BADER’s Kenton Kaufman recognized, again!

*** The BADER Consortium’s scientific cores director, Kenton Kaufman, Ph.D., was recently honored with the 2014 Research Award at the 40th Academy Annual Meeting and Scientific Symposium of the American Academy of Orthotists and Prosthetists (AAOP). Here is a bit more info from the Mayo Clinic, where Kaufman is based: The award is intended to recognize members performing the most outstanding research in the field of orthotics and prosthetics. The research must have been documented and published or presented as a part of an Academy-sponsored scientific education program within the previous three years. About Dr. Kaufman Kenton Kaufman, Ph.D., joined the staff of Mayo Clinic in Rochester in 1996. He is a Consultant in the Department of Orthopedic Surgery with a joint appointment in the Department of Physiology and Biomedical Engineering. He holds the academic rank of Professor of Biomedical Engineering. Dr. Kaufman is the Director of the Biomechanics-Motion Analysis Laboratory at Mayo Clinic in Rochester, and he is recognized with the distinction of a named professorship, the W. Hall Wendel, Jr., Musculoskeletal Research Professorship. Dr. Kaufman is also a registered professional engineer. Dr. Kaufman’s research focus is on the biomechanics of human movement. He currently holds several grants from the National Institutes of Health and the Department of Defense for projects aimed at improving the mobility of disabled individuals.  Dr. Kaufman has worked over the past two decades to advance both prosthetic and orthotic care. He is the co-inventor of the SensorWalk, a stance-control orthosis on the commercial market. He has also conducted research on microprocessor-controlled knees and provided testimony to the insurance industry, which resulted in reimbursement for...
Wounded warriors compete in Marine Corp Trials in San Diego
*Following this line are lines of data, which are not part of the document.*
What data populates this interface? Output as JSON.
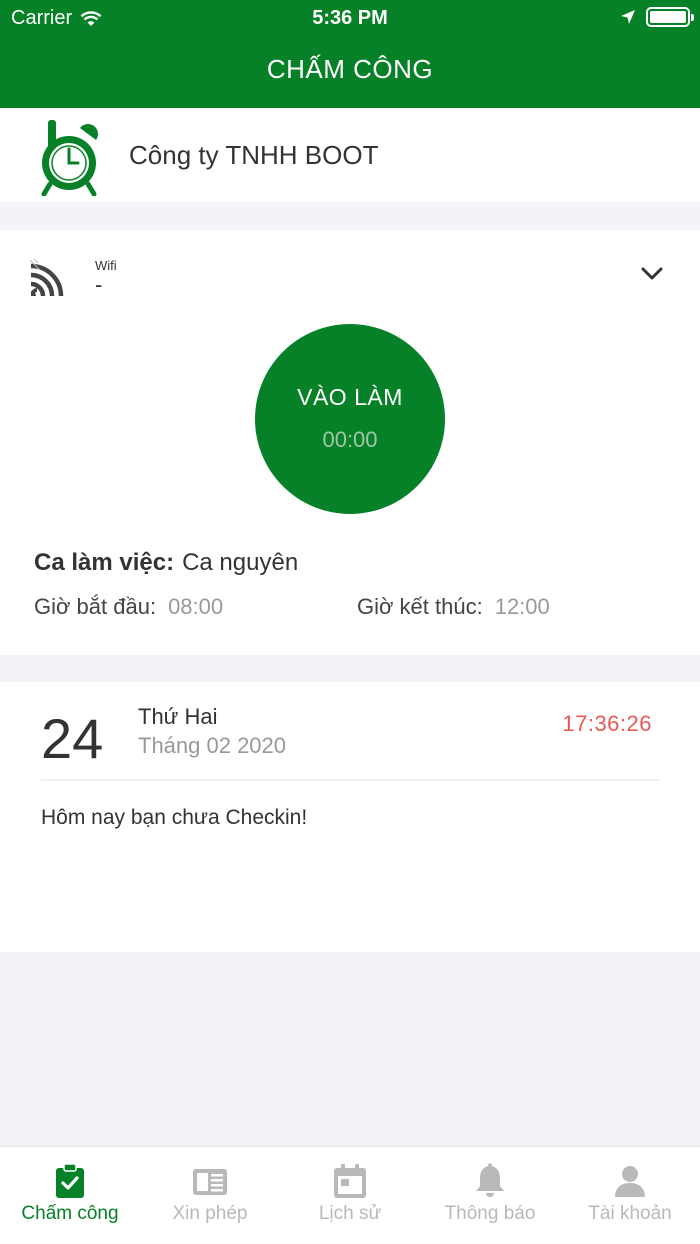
{
  "status_bar": {
    "carrier": "Carrier",
    "time": "5:36 PM"
  },
  "header": {
    "title": "CHẤM CÔNG"
  },
  "company": {
    "name": "Công ty TNHH BOOT",
    "logo_icon": "alarm-clock-logo-icon"
  },
  "connection": {
    "label": "Wifi",
    "value": "-"
  },
  "checkin": {
    "label": "VÀO LÀM",
    "timer": "00:00"
  },
  "shift": {
    "label": "Ca làm việc:",
    "name": "Ca nguyên",
    "start_label": "Giờ bắt đầu:",
    "start_time": "08:00",
    "end_label": "Giờ kết thúc:",
    "end_time": "12:00"
  },
  "day": {
    "number": "24",
    "weekday": "Thứ Hai",
    "month": "Tháng 02 2020",
    "clock": "17:36:26",
    "message": "Hôm nay bạn chưa Checkin!"
  },
  "tabs": [
    {
      "label": "Chấm công",
      "icon": "clipboard-check-icon",
      "active": true
    },
    {
      "label": "Xin phép",
      "icon": "newspaper-icon",
      "active": false
    },
    {
      "label": "Lịch sử",
      "icon": "calendar-icon",
      "active": false
    },
    {
      "label": "Thông báo",
      "icon": "bell-icon",
      "active": false
    },
    {
      "label": "Tài khoản",
      "icon": "user-icon",
      "active": false
    }
  ],
  "colors": {
    "primary": "#068127",
    "clock_red": "#e85a55",
    "inactive": "#b9b9b9"
  }
}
Wounded warriors compete in Marine Corp Trials in San Diego

**** More than four years ago, Sgt. Michael Pride returned home from his duty with the Marine Corp. He’d been injured in Afghanistan after his Humvee rolled onto his arm. Worried the accident would end his career and stand between him and the athletic lifestyle he enjoyed, Pride got involved in the first Marine Corp Trials. Now in its 4th year, the 2014 Trials started March 4 and runs through tomorrow at Camp Pendleton. You can LiveStream events here. Over 300 wounded warriors from across the country and from Australia, Canada, France, Columbia and others are competing as four teams in seven sports, including basketball, track and field and archery. Some live with limb difference, while others cope with PTSD and other illnesses. To learn more, and to see a video with Sgt. Pride – now an assistant Trials coach – check out this NBC News...
Who is BADER?
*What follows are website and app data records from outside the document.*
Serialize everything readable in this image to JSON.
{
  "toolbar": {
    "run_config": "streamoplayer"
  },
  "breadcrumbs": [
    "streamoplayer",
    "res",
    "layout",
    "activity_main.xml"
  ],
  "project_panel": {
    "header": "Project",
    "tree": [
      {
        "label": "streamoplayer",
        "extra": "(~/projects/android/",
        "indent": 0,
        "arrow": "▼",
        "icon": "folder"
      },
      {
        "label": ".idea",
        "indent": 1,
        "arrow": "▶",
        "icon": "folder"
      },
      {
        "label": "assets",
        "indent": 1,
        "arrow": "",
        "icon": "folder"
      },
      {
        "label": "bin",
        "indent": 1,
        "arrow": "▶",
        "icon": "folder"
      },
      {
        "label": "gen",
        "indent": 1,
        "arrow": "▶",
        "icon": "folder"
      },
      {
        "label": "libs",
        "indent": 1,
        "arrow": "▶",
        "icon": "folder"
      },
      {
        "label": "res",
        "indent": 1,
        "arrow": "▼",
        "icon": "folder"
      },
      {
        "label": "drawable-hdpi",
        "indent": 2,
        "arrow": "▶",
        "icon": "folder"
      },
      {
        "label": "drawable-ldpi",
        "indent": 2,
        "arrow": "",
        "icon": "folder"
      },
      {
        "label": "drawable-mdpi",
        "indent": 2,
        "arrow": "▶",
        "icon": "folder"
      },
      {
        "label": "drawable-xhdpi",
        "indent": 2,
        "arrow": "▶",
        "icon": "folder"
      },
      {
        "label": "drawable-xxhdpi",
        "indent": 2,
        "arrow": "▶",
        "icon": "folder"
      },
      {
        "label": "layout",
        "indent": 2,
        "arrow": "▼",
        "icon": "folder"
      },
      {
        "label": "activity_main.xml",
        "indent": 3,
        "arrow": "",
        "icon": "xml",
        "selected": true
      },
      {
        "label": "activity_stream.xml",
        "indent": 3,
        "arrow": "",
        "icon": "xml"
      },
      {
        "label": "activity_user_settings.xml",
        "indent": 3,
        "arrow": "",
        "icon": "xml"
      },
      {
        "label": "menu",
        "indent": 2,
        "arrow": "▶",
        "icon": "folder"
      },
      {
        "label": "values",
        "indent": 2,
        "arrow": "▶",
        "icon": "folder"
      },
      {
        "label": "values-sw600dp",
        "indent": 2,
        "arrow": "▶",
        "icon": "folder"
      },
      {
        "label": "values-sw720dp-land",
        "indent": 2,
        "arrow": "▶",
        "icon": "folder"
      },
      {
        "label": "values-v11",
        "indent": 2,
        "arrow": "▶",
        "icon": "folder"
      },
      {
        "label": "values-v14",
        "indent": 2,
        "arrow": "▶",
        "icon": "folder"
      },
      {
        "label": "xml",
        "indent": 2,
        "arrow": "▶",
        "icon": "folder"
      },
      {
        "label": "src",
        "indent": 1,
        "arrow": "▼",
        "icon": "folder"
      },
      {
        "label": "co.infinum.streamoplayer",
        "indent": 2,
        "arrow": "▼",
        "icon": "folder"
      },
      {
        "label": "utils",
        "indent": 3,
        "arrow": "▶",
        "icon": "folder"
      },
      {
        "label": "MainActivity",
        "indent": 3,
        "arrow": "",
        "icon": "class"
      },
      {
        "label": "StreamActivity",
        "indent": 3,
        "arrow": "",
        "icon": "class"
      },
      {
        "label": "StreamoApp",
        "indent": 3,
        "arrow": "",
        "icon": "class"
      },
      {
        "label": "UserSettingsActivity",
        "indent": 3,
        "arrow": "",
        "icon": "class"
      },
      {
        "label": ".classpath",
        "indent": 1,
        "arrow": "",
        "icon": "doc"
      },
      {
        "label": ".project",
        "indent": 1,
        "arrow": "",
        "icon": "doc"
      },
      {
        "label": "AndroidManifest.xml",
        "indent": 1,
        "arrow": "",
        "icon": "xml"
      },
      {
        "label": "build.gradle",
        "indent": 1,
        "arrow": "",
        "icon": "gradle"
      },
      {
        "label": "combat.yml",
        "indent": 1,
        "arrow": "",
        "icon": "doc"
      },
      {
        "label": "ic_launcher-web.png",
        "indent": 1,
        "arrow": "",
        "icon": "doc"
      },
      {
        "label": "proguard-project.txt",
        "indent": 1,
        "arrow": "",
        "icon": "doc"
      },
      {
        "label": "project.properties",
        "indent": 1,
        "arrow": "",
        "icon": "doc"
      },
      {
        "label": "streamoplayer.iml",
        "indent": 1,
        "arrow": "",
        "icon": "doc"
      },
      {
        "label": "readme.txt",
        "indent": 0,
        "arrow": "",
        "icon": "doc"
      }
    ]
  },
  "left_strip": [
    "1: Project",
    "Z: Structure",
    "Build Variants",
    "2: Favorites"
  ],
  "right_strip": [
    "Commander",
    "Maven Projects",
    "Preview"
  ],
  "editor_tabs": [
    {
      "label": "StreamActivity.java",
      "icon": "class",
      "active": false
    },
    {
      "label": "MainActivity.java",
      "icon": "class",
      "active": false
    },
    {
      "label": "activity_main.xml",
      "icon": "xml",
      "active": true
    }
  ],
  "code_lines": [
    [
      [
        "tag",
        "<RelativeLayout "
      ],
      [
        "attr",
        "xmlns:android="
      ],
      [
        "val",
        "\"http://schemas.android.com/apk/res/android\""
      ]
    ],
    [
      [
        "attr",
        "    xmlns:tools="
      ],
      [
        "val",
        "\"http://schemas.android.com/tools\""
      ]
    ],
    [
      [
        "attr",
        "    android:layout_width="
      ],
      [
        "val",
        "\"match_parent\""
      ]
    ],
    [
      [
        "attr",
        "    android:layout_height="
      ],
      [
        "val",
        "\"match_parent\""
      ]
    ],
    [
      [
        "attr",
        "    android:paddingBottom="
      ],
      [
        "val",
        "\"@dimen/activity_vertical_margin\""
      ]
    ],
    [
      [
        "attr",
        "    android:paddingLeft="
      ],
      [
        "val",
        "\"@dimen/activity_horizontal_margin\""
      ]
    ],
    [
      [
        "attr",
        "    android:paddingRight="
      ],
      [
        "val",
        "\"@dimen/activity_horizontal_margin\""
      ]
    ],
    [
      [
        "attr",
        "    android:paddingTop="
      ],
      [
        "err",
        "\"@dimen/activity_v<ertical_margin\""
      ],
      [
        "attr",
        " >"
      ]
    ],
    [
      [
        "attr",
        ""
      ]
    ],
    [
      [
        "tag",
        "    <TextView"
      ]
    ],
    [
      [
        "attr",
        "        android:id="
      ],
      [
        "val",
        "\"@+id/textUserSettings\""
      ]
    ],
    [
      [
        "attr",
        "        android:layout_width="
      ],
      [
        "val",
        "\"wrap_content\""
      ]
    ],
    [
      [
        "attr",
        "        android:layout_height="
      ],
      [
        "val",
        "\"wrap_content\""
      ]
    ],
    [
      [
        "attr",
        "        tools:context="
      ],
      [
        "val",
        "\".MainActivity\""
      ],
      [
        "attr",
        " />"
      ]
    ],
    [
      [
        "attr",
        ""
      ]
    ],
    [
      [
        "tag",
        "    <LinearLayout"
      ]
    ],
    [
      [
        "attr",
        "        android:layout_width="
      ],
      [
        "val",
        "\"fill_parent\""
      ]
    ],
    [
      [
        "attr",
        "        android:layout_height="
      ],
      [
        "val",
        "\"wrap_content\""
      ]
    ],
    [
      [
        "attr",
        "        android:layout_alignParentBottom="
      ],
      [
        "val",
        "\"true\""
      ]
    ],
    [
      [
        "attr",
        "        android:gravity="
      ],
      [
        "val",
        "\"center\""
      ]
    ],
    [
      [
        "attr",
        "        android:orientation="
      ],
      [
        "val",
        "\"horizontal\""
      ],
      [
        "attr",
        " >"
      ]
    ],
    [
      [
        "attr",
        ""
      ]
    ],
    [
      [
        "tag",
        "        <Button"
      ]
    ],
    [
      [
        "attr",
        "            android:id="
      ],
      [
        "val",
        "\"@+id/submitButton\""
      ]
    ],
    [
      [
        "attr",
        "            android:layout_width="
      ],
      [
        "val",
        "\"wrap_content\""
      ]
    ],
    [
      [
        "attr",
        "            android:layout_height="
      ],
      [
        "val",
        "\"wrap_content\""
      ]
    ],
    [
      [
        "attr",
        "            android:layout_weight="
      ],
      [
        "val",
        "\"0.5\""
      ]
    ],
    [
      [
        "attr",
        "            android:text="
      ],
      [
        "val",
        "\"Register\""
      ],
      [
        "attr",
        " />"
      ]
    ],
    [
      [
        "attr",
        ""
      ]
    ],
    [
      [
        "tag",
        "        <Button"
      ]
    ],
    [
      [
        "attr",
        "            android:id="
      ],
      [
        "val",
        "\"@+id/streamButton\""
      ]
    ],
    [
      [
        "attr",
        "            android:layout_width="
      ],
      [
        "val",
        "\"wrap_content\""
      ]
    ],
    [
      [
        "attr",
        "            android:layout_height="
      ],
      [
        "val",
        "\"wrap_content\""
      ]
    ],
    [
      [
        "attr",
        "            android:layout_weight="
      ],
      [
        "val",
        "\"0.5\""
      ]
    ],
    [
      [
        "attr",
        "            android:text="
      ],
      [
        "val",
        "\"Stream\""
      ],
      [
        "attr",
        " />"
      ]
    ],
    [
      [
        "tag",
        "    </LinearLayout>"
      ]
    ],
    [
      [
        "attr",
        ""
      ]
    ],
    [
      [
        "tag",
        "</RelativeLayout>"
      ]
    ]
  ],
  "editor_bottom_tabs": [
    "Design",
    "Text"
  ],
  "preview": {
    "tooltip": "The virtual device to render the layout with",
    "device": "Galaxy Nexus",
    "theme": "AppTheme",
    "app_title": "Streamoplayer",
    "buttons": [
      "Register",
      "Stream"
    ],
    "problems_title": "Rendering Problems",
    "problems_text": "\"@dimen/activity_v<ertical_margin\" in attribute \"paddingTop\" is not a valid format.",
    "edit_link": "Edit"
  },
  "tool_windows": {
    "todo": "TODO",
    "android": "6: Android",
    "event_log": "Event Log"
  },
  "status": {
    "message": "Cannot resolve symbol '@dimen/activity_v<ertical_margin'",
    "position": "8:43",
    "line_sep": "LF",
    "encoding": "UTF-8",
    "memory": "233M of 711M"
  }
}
Who is BADER?

You probably already have a pretty good idea who we are, if you’ve played around on the website (if you haven’t, well, you’re not allowed to leave until you do!). But we think there is more you might like to know. The BADER Consortium got started a few years ago, in 2011, when the United States Department of Defense gave a $19.5 million award to the University of Delaware, under the leadership of Dr. Steven Stanhope. The vision was to help military treatment facilities working with soldiers injured in combat engage in high-quality, evidence-based research that would truly have an impact on the lives of wounded warriors. Through funding research and facilitating partnerships between military and civilian sites and with private industry, BADER’s goals remain the same today: help wounded warriors live their lives as fully as possible. The name BADER is actually a play on words. It stands for Bridging Advanced Developments for Exceptional Rehabilitation, which is exactly what the Consortium aims to do. But the acronym was actually chosen because of WHO it represents. Sir Douglas Bader was born in 1910, in St. John’s Wood, London. An athlete, Bader won a scholarship at the age of 18 to the Royal Air Force (RAF) College at Cranwell, where he excelled in rugby, shooting, hockey, athletics, boxing and cricket. He showed talent for acrobatics and performed in aerial shows for the RAF. But on December 14, 1931, Bader crashed and ultimately lost both legs. Within six months, he was on prosthetics, walking unaided and determined to fly again. Initially turned down by the RAF when he tried to return, by...